Guitar Hero (9)
Amp designer Mike Scuffham puts the mojo back in music.
At age 14, Scuffham played guitar in British pubs. At age 22, the “kid from Marshall” gained notoriety by designing the gold-paneled JMP1 amplifier used by bands like ZZ Top. At age 38, he set out to manufacture high-end boutique guitar amps that would retail for a couple of thousand dollars each.
Emboldened by a real-estate investment he’d made on Tallinn’s Kaupmehe street, and aware of Estonia’s tax advantages, Scuffham thought Estonia might provide a favorable environment for crafting hand-wired boutique amps. “Baltic birch plywood is used in the best amps in the world,” says Scuffham. “I wanted the ‘hand made in Europe’ product story.”
Scuffham and his wife Shuroma were also looking to get out of London, and Tallinn seemed to provide what they were looking for. “Estonia is the antidote to London life,” he says. “In London you need a superstar income to afford a middle-class house, and then you ride the train for an hour to work to meet with your obnoxious clients.”
But despite the charm of Estonia and the apparent advantages of manufacturing here, he found the woodworking mills geared toward making low-end laminate furniture for export. They bid his job high. “It was tough to start in small quantities,” he says, “and I didn’t have the capital for starting on a larger scale.”
So he turned to Plan B. He had long toyed with the idea of creating a virtual amplifier with the responsiveness and feel of playing the world’s best amplifiers. His product would enable a musician with 75 dollars to replicate the sound that professional bands spent thousands to get.
Scuffham dove into polynomial equations and code, spending months building a software model of the ECC83, the standard thermionic valve, or tube, in guitar amplifiers. “I had this epiphany when I listened to it,” he says. “And then I knew I could build the rest of the amp.”
Scuffham had always been disappointed by the lack of detail in the dynamics of the dozen or so virtual amps on the market. “I believe that the modeling world needs to work hard to build mojo into its products, and this won’t be achieved by simply copying other people's stuff,” he told the magazine Guitar Muse. So he turned his attention back to the beginning - the world of boutique amps - and took inspiration from classic designs, which he carried into his virtual products.

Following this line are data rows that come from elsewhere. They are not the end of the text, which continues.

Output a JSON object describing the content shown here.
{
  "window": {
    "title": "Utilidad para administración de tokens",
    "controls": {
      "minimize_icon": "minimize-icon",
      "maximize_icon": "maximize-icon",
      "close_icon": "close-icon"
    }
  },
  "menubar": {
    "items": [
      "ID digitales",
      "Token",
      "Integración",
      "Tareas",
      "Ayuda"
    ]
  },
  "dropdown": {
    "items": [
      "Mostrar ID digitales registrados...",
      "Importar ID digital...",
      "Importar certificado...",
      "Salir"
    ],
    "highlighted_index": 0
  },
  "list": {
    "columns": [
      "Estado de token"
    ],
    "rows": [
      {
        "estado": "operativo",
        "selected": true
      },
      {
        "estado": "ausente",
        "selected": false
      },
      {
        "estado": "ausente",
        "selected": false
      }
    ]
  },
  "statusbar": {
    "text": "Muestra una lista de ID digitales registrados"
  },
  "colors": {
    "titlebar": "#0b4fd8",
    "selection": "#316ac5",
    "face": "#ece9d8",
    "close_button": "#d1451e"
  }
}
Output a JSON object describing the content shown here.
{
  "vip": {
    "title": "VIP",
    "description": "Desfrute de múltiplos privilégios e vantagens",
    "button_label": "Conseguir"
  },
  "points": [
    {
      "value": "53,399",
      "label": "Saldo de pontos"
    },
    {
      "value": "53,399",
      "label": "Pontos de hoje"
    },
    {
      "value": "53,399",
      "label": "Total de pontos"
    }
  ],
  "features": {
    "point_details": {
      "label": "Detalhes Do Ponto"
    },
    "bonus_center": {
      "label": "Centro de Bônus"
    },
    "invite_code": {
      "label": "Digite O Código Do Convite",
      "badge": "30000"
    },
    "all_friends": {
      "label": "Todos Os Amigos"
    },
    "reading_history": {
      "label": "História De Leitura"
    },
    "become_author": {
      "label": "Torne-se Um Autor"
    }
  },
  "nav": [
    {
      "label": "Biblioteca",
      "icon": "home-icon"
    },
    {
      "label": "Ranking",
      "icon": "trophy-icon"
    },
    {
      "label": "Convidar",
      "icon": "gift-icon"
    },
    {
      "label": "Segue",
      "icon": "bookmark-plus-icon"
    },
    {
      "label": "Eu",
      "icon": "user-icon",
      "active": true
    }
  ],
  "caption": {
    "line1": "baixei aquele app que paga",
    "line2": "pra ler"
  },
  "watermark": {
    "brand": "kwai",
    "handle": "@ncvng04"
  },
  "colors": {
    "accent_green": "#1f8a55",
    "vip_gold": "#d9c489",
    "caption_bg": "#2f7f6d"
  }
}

In May 2011, three years and 150,000 euros of investment later, Scuffham’s software hit online sales channels under the name S-Gear. And unlike physical amps made from Baltic Birch, this product offered a 90 percent gross margin.
Consumer feedback and industry product reviews were immediate and astoundingly positive. What Scuffham had created seemed every bit as remarkable as what he’d done at age 22, this time a digital amp that wasn’t digitally harsh. It sounded like the real thing.
“The key difference,” wrote Guitar Muse, “between S-Gear and the competitor’s models is the way that the amps respond to changes in guitar volume.” Scuffham says this is because his virtual amps are “very traditional in their gain structure,” though most players might not articulate it that way. They’ve instead just voted with their wallets. So far, one in four who download S-Gear for free trial end up buying it. The amplifier industry likes it, too. Scuffham says he’s been contacted by major industry players with an interest in purchasing or licensing his technology.
What he’d really like, however, is for S-Gear to go viral. Despite raving reviews and enthusiastic consumer feedback for S-Gear, the Brink’s truck has not yet arrived in front of Scuffham’s house. Sales are growing steadily, he says, but not exponentially.
But expecting viral growth would almost certainly be asking too much. “Asking for something to go viral," wrote marketer Scott Stratten in Fast Company, "is almost as absurd as calling your newest launch a 'viral marketing campaign.'"
And one might also suspect that Scuffham’s core consumers might be people just like him - those who truly understand and appreciate the beauty of a traditional amplifier, those who might actually spend more time playing guitar than surfing the web looking for guitar products.
Just as Scuffham’s digital products preserve the charm of the analog product, perhaps it’s only right his success would also be analog - hard-earned, slow-build, all backed by a viciously loyal fan base: Legions of guitar players who know that mojos aren’t ordered on the internet, but are rather found by long hours of picking and plucking.
Originally published September 20, 2012